Look at any newspaper. The stories leap out at youevery day, any day: “Nine-year-old sexually assaulted by her teachers”; “21-year-old jobless youth held for sexual assault of two-year-old.” What we read about is but a sliver of the whole. Because the whole of it takes place behind closed doors, in hidden places where there are no eyes to note, no cameras to record. It includes crimes that we don’t read about, because no one goes there to witness them, to listen to the victims, to understand that violence against women is the new normal in some parts of our country.

One such place is Chhattisgarh. With deadly regularity, there are reports of encounter deaths. What is not reported is what precedes or follows these encounters. Some of these stories have been reported in local newspapers but barely a word has appeared in the national media. As usual, a curtain of invisibility falls on incidents that occur in places that the media cannot access or does not try to access.

A few brave local journalists have tried to report on some of these stories that would otherwise be forgotten. And they have paid a heavy price for this. Two of them, Santosh Yadav and Somaru Nag, are still in jail in Chhattisgarh after being picked up in September and July respectively on suspicion of being sympathetic to the ‘Naxals’.

Apart from “encounter” killings, women in these troubled districts of Chhattisgarh have been targeted. Their stories remain largely unreported and uninvestigated. The report by Women Against Sexual Violence and State Repression that recently sent a team to investigate the impact of the conflict on women, speaks of the violence, rape and sexual assault that the local women live with every day. Their report, about incidents during October 2015, is based on testimonies by dozens of women.

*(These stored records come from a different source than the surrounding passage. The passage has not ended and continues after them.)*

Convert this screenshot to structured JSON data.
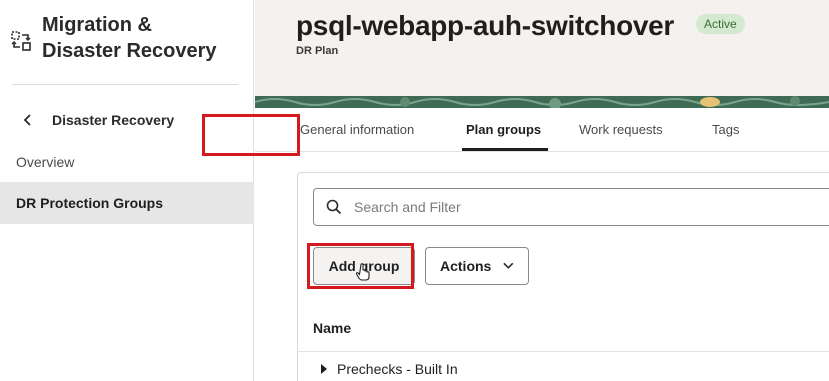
{
  "sidebar": {
    "app_title": "Migration & Disaster Recovery",
    "back_label": "Disaster Recovery",
    "items": [
      {
        "label": "Overview",
        "selected": false
      },
      {
        "label": "DR Protection Groups",
        "selected": true
      }
    ]
  },
  "header": {
    "title": "psql-webapp-auh-switchover",
    "status_badge": "Active",
    "subtitle": "DR Plan"
  },
  "tabs": [
    {
      "label": "General information",
      "active": false
    },
    {
      "label": "Plan groups",
      "active": true
    },
    {
      "label": "Work requests",
      "active": false
    },
    {
      "label": "Tags",
      "active": false
    }
  ],
  "toolbar": {
    "search_placeholder": "Search and Filter",
    "add_group_label": "Add group",
    "actions_label": "Actions"
  },
  "table": {
    "column_header": "Name",
    "rows": [
      {
        "name": "Prechecks - Built In",
        "expanded": false
      }
    ]
  },
  "colors": {
    "highlight": "#d41a1f",
    "badge_bg": "#d4ead0",
    "badge_text": "#3c6d37",
    "header_bg": "#f5f1ee"
  },
  "icons": [
    "migration-app-icon",
    "chevron-left-icon",
    "search-icon",
    "chevron-down-icon",
    "caret-right-icon",
    "hand-pointer-cursor-icon"
  ]
}
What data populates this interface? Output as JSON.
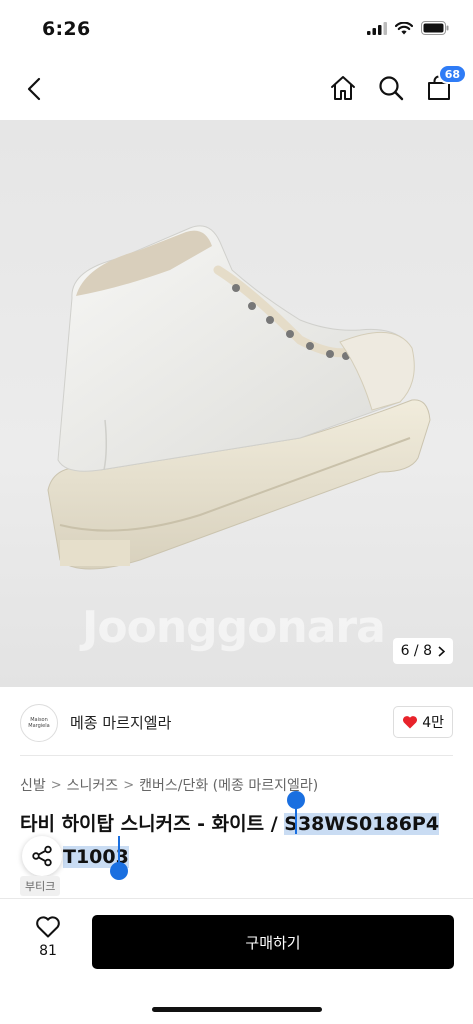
{
  "status": {
    "time": "6:26"
  },
  "nav": {
    "cart_count": "68"
  },
  "image": {
    "watermark": "Joonggonara",
    "counter": "6 / 8"
  },
  "brand": {
    "name": "메종 마르지엘라",
    "logo_text": "Maison Margiela",
    "likes": "4만"
  },
  "breadcrumb": [
    "신발",
    "스니커즈",
    "캔버스/단화 (메종 마르지엘라)"
  ],
  "product": {
    "title_plain": "타비 하이탑 스니커즈 - 화이트 / ",
    "title_selected": "S38WS0186P4",
    "title_selected_2": "T1003",
    "tag": "부티크"
  },
  "bottom": {
    "wish_count": "81",
    "buy_label": "구매하기"
  },
  "colors": {
    "accent": "#2f7cf6",
    "selection": "#c9dcf3",
    "buy_button": "#000000",
    "heart": "#e8232b"
  }
}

One such story was that of a 14-year-old girl from Peddagulur village in Bijapur district. According to the report, the girl “was grazing cattle with other women when she was chased by security forces. Overpowered and blind-folded, she was raped by at least three people before she became unconscious.” Another tragic story is that of a four-month pregnant woman who was stripped by the security forces, “repeatedly dunked in the stream, and then gang-raped.” Other women spoke of being chased, beaten, their houses looted and their property destroyed.

Despite this report, the higher ups in the police dismiss the complaints as propaganda. When you divide a population into ‘us’ and ‘them’, and the latter are seen as ‘terrorists’, then anything can be denied. Crimes against humanity become propaganda. And by refusing to even acknowledge that these crimes have occurred, the state seeks to erase them from history.

In this case, there are two small factors that give some hope. One, that the women’s group and the local media were able to reach these villages and record the testimonies of the women. And two, that some of these women could travel to the district headquarters and depose before a district collector who was willing to listen and a police officer who was open to filing an FIR.

It is still a long haul from this stage to one where the men involved will be caught and punished. But given that practically no case of this kind has made it even to the FIR stage, it is worth noting. To come back to special days, and activism against gender violence, this is needed, every day, and against all forms of violence. Not just the sexual assaults in our cities, or those that the media choose to highlight.